Whenever a line in the data holds the string "icon", copy that line.

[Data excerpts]

»»

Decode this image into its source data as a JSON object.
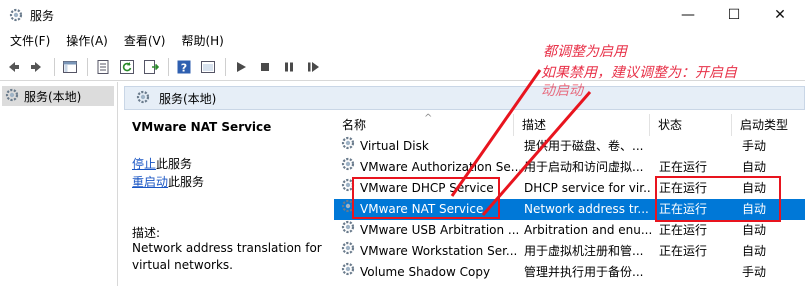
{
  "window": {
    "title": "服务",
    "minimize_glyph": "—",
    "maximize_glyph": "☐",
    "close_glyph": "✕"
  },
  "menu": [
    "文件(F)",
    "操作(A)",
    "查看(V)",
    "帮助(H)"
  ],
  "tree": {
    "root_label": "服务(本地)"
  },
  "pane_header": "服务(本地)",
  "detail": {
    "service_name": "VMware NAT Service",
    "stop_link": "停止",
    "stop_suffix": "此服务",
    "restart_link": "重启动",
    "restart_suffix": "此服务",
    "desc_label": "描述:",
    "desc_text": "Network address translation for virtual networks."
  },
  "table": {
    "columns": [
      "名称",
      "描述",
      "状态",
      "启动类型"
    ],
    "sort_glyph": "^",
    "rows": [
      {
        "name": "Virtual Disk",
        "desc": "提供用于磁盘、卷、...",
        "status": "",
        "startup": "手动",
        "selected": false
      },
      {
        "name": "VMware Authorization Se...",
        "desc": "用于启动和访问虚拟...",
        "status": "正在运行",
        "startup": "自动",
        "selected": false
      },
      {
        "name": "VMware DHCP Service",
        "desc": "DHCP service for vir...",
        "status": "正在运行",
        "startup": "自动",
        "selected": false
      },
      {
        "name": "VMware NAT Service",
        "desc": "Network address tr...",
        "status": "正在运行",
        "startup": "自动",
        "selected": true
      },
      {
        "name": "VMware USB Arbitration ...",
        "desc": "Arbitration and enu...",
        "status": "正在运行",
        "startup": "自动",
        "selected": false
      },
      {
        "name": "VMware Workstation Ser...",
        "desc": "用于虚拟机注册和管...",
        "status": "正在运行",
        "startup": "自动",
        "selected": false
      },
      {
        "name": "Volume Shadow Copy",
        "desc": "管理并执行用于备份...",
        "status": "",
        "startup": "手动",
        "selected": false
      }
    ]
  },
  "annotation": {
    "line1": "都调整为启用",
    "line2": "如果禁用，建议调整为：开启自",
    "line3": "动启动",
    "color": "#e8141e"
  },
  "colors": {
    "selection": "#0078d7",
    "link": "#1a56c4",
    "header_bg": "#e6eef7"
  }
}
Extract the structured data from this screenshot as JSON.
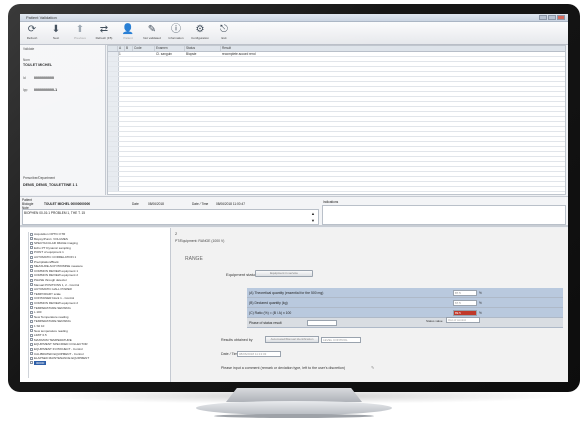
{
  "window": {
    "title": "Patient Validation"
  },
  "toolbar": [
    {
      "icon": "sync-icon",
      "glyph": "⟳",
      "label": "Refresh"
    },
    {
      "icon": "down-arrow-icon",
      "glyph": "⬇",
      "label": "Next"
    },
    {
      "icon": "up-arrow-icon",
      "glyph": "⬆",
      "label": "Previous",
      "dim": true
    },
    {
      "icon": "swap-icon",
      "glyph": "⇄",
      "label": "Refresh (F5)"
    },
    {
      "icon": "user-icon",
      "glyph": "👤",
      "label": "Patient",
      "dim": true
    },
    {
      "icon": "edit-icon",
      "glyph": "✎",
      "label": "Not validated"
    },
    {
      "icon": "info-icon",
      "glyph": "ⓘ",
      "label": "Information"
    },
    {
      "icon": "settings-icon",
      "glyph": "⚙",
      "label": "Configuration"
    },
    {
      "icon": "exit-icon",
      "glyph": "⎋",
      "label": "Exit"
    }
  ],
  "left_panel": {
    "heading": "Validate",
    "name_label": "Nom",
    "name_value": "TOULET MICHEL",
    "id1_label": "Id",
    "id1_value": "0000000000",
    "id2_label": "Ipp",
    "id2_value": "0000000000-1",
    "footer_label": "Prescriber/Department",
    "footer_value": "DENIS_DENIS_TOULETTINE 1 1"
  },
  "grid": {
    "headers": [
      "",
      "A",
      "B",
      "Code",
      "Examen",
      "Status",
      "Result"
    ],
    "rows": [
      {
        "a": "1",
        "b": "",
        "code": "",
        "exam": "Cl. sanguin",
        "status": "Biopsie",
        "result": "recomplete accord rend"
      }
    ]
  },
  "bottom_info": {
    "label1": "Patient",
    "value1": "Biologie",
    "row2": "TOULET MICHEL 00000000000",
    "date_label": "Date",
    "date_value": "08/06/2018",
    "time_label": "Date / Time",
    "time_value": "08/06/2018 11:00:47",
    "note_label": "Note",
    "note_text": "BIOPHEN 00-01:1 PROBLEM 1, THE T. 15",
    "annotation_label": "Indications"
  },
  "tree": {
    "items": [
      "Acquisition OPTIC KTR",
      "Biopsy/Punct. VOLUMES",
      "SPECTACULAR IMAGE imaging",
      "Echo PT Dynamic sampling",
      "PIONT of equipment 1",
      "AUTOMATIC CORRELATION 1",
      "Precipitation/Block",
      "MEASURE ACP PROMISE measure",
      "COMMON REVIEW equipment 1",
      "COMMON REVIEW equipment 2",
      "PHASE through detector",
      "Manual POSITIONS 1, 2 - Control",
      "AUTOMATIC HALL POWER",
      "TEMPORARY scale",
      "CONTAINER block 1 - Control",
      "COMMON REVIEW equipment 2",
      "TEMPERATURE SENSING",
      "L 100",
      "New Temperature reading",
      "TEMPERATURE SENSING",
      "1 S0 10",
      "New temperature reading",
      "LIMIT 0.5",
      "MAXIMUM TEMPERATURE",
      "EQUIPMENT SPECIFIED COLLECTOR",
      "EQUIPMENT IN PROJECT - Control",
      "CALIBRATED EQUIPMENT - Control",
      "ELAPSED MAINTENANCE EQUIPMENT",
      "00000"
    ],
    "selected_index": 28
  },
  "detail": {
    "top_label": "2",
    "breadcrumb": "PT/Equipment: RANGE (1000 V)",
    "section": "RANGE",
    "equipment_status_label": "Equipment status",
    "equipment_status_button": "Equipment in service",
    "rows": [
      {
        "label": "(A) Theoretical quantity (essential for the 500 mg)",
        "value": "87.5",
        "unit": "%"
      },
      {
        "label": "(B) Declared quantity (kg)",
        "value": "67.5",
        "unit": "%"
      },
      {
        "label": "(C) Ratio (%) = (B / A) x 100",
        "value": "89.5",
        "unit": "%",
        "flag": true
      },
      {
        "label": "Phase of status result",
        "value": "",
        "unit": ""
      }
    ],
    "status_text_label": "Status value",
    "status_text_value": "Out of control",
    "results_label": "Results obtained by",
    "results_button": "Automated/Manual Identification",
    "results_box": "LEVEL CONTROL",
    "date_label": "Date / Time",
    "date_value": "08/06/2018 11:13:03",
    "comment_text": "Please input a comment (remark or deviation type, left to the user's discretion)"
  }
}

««

◆ Solution for this problem:
      "icon": "sync-icon",
      "icon": "down-arrow-icon",
      "icon": "up-arrow-icon",
      "icon": "swap-icon",
      "icon": "user-icon",
      "icon": "edit-icon",
      "icon": "info-icon",
      "icon": "settings-icon",
      "icon": "exit-icon",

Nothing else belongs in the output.